ROBINSON James Thomas

James Thomas ROBINSON 1909 – 1944

1738058 Gunner James Thomas Robinson, 55 Anti-Aircraft/Anti-Tank Regiment, Royal Artillery died 30 May 1944 aged 35.  He is buried at Gauhati War Cemetery, Assam, NE India [1] and commemorated on West Auckland War Memorial.

Family Details

James Thomas Robinson was born 4 April 1909 [2] the son of Frank and Rose Robinson.  In 1934, James Robinson married Alice Louisa Alderson.[3]  In 1939, James and Alice lived at Bildershaw, West Auckland with probably 3 children [records officially closed].  James worked as a general labourer for the major railway company, London North East Railway [L.N.E.R.]. [4]

Service Details

The service details of Gunner James Robinson have not been researched.  The war diaries for the Regiment have not been researched therefore the circumstances surrounding Gunner J. Robinson’s death remain unknown.

9 August 1943: the 55th Anti-aircraft/Anti-tank Regiment, RA was formed and served with the 20th Indian Infantry Division but actual conversion of the batteries did not occur until around March 1944.  There was a shortage of 20mm Hispano guns.[5]

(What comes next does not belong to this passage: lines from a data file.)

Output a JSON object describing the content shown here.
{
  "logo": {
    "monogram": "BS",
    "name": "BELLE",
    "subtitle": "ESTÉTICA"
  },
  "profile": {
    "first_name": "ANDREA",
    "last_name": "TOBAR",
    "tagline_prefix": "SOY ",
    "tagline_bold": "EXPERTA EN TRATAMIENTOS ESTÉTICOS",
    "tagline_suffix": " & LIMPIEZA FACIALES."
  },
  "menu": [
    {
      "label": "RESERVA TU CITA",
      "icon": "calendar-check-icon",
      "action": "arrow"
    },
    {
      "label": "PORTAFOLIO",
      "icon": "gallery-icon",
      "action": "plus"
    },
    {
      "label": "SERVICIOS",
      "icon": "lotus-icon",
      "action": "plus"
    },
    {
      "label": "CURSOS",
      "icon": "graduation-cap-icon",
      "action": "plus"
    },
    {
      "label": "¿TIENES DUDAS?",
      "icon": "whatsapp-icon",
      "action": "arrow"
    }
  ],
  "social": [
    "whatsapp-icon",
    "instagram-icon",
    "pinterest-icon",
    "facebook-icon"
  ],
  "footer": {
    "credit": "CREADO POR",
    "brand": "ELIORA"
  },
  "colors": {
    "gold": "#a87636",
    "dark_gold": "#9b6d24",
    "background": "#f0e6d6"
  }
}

The Battle of Imphal and Kohima 8 March – 18 July 1944 [6]

These battles were the turning point in one of the most gruelling campaigns of the Second World War.  The decisive defeat of the Japanese in NE India was the springboard for the Fourteenth Army’s re-conquest of Burma.

The context for the battles, stems from the Japanese attack on the US naval base at Pearl Harbour, Hawaii and its subsequent invasion of European colonies across East Asia including the British territories of Hong Kong, Malaya, Singapore and Burma.  In January 1942, Japan invaded Burma and by March its capital and major port Rangoon had been taken.  As the Japanese pushed northwards, the British and Allied troops fought a 1000 mile retreat to India.

November 1943: Following the formation of South East Asia Command [SEAC] under Admiral Lord Louis Mountbatten, the war took on a new energy.

March 1944: The Japanese 15th Army advanced against the NE Indian border to forestall a planned British offensive into Burma.  They intended to capture the British supply bases on the Imphal Plain and cut the road linking Dimapur and Imphal at Kohima.  This would give them a base from which to conduct air attacks against India.  A Japanese diversionary attack in the Arakan was defeated at the Battle of Admin Box then in early April, Kohima and Imphal were the focus of attention.

Lieutenant-General Geoffrey Scoones commanded the IV Corps at Imphal which included the 17th 20th and 23rd Indian Divisions and later, the 5th Indian Division.

Imphal was the capital of Manipur state and lay in a plain surrounded by hills and was the main British base in the area.  The 20th Indian Infantry Division under Major-General Douglas Gracey occupied Tamu, 110 kms [86 miles] south east of Imphal.[7]  The Japanese made several attacks against Imphal’s defensive perimeter particularly on the Nungshigum heights and in the Palel area but the 5th 17th 20th and 23rd Indian Divisions held firm.  The Allies logistical and communications superiority were key.  During the battle, the RAF flew in nearly 19,000 tons of supplies and over 12,000 men and evacuated around 13,000 casualties.  The Allies threw back the Japanese attacks until relief forces reached them.

The Japanese 15th Army, 85,000 strong eventually lost 53,000 dead and missing.  The British sustained 12,500 casualties at Imphal, while fighting at Kohima cost another 4,000 casualties.

The defensive victory led to a new offensive aimed at clearing the Japanese from northern Burma and driving them south towards Mandalay and on towards Rangoon.  The was retaken by the Allies in early May 1945.

Burial [8]

Gunner James Thomas Robinson is buried at grave reference 30.5.44, Gauhati War Cemetery.  His headstone bears the following epitaph:

In Memory of my Dear Husband

Remembered by Wife and Children

Gauhati War Cemetery was started in the Second World War for burials from several military hospitals and other graves were brought in from several cemeteries Amari Bari, Sylhet, Mohachara, Nowgong, isolated burials in the Lushai Hills and civil cemeteries. There are 468 Commonwealth servicemen buried here, 25 unidentified, 24 Chinese war graves and 2 non-war graves.


[1] Commonwealth War Graves Commission

[2] England & Wales Birth Index 1837-1915 Vol.10a p.300 1909Q2 Auckland & 1939 England & Wales Register

[3] England & Wales Marriage Index 1916-2005 Vol.10a p.424 1934Q2 Auckland

[4] 1939 England & Wales Register




[8] CWGC